Darryl Pinckney

Cindy Seip

Darryl Pinckney is an American novelist, playwright, and essayist. He is the author of the novel, High Cotton (winner of a Los Angeles Times Book Prize), and the works of nonfiction, Blackballed: The Black Vote and U.S. Democracy and Out There: Mavericks of Black Literature, his most recent book of essays. He is a longtime contributor to The New York Review of Books. Pinckney’s Busted in New York and Other Essays is a collection of twenty-five essays that blend the personal and the social and wonders how we arrived at our current moment. It traces the lineage of black intellectual history from Booker T. Washington and the Harlem Renaissance, to the Black Panther Party, today’s Afro-pessimists, and celebrated and neglected thinkers in between. The topics range from the grassroots of protest in Ferguson, Missouri, to the eighteenth-century Guadeloupian composer Joseph Bologne; from an unsparing portrait of Louis Farrakhan to the enduring legacy of James Baldwin, Barry Jenkins’s  Moonlight, and the painter Kara Walker. The essays themselves are a kind of record, many of them written in real-time, as Pinckney witnesses the Million Man March, experiences the highs and lows of Obama’s first presidential campaign, explores the literary black diaspora, and reflects on the surprising and severe lesson he learned firsthand about the changing urban fabric of New York.
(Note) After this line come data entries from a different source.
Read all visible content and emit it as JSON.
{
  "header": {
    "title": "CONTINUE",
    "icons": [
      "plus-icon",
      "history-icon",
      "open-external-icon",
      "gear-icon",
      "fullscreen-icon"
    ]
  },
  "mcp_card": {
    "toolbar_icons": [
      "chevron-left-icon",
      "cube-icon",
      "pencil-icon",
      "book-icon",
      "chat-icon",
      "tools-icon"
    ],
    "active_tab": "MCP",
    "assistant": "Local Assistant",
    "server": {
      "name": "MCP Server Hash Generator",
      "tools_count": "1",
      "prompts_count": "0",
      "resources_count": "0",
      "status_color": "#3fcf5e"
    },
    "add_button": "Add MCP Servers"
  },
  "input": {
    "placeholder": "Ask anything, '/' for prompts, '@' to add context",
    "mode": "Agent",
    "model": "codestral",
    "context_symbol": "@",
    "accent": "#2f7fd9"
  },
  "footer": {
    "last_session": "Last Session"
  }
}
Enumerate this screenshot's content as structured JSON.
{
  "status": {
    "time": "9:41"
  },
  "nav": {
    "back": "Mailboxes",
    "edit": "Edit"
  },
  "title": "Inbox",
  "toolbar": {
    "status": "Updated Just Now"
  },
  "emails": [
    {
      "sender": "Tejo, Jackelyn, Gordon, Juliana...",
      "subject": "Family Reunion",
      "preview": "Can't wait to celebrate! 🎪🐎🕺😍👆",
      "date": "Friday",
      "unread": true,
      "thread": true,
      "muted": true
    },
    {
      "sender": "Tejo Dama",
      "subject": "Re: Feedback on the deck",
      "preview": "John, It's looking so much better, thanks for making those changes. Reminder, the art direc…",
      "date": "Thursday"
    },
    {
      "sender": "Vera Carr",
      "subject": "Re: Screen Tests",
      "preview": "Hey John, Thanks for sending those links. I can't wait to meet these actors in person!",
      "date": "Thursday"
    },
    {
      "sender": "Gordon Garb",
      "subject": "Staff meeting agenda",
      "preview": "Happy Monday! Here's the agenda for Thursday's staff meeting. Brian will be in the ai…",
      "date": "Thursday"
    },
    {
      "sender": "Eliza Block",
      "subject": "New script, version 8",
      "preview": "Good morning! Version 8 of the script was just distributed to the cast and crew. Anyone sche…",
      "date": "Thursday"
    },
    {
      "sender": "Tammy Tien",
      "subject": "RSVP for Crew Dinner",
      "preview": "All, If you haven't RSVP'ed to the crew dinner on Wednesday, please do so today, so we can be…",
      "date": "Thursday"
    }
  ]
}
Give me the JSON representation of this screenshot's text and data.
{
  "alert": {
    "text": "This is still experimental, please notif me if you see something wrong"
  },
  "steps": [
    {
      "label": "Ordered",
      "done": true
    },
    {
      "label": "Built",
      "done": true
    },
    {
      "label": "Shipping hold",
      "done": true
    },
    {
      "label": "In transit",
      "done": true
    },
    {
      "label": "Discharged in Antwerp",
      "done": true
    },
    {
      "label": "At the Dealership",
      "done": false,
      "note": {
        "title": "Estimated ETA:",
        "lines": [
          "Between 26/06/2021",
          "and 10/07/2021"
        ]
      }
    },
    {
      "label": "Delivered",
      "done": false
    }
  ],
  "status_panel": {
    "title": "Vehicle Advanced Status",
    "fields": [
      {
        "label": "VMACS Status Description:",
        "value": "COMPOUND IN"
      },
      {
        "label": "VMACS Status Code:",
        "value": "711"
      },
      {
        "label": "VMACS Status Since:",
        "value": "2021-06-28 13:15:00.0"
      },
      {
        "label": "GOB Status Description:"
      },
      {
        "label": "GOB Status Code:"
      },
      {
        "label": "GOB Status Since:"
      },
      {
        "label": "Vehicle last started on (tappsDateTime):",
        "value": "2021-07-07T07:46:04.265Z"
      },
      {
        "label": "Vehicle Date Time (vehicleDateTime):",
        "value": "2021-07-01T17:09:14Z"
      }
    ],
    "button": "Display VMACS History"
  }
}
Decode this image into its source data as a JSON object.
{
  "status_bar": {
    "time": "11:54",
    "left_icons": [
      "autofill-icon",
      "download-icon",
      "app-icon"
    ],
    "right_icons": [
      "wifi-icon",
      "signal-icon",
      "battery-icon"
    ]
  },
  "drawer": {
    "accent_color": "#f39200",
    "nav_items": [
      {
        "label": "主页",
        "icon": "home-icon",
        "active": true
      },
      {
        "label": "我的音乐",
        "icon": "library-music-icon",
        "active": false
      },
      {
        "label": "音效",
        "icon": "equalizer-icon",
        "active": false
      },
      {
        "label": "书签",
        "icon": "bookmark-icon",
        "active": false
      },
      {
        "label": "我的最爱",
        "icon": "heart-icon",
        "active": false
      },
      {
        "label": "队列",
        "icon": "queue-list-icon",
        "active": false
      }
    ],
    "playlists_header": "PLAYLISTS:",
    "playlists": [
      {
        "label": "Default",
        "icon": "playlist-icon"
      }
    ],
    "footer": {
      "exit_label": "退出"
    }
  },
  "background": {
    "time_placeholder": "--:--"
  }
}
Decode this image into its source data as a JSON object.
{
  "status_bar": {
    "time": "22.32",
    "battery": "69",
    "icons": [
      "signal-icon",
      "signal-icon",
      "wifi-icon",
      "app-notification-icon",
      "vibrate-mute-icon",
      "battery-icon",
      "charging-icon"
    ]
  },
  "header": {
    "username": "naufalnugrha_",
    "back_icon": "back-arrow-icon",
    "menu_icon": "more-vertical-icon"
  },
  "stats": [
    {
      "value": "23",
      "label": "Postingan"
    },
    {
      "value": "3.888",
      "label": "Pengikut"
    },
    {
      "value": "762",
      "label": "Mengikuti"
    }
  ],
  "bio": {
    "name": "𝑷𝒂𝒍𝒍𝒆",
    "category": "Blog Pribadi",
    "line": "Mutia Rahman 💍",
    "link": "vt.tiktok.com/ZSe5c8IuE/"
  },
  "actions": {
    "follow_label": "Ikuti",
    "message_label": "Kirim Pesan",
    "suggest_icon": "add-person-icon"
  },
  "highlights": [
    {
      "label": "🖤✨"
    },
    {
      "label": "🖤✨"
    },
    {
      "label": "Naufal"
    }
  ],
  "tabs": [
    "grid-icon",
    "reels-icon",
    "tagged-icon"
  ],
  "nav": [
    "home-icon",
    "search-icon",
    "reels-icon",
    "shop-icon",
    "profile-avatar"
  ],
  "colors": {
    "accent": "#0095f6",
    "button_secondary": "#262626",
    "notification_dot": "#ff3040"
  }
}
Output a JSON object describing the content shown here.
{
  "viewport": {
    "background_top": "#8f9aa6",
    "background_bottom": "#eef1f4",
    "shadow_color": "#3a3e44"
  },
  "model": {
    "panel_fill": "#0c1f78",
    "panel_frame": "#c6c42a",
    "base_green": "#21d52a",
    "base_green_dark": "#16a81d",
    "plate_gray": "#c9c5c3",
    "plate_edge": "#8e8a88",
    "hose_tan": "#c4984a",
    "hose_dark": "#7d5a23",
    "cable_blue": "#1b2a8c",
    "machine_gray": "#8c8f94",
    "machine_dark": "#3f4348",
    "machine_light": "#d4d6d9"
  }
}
In the process he also reminds us that “white supremacy isn’t back; it never went away.”